Stag – Midtown Sizzler (Self Released)

This is Stag’s debut album, but the Seattle band is made up of rock vets you may know from their prior work in bands like Alcohol Funnycar, Sanford Arms, That Petrol Emotion, The Mellors, and couple of others. Stag’s “thing” is a potent concoction of ’70s power-pop, punk and glam that’s refreshingly ignorant of the past few decades of “progress”. It’s the kind of stuff greying rockers of a certain vintage (myself included) go nuts for, and sure enough Midtown Sizzler delivers the rifftastic rock’n’roll thrills we all want but rarely get these days. Stag doesn’t go to great pains to mask the inspirations behind their songs, and half the fun of the album is playing “name that influence” for it’s brief twenty-five minute runtime. “Come On” is pure Faces pastiche, “Rosemarie” is a Cheap Trick-ified stab at early-Who, and there’s a feint hint of The Saints’ soul-punk explorations lurking beneath the surface throughout several songs. The band peaks on “Bedazzler”, an almost perfect recreation of anthemic early-’70s glam rock a la T-Rex and Gary Glitter. I don’t know why songs like this can’t be hits anymore, but it’s a damn shame. The only song I didn’t really connect with is the Badfingers-style ballad “Pictures”, which is decent but not affecting enough to warrant it’s spot among all those upbeat rock tunes.

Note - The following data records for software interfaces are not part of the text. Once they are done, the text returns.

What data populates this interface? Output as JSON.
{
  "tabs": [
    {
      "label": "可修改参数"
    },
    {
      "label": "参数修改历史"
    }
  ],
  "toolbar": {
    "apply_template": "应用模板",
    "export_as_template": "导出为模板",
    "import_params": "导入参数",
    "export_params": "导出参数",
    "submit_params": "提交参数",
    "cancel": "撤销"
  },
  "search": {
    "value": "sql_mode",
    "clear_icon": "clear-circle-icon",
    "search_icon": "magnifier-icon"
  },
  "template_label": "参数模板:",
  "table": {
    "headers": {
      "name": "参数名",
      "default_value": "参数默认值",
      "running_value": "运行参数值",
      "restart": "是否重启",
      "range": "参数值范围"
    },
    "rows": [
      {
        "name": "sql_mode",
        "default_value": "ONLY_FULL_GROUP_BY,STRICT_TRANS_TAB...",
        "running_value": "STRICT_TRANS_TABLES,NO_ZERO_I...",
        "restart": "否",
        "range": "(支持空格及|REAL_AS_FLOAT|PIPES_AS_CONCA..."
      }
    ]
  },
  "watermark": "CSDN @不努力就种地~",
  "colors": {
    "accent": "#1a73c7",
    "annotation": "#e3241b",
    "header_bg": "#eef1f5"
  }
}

Even with that one miss, Stag’s opening volley has something exciting for people who like their rock fun and pretension-free.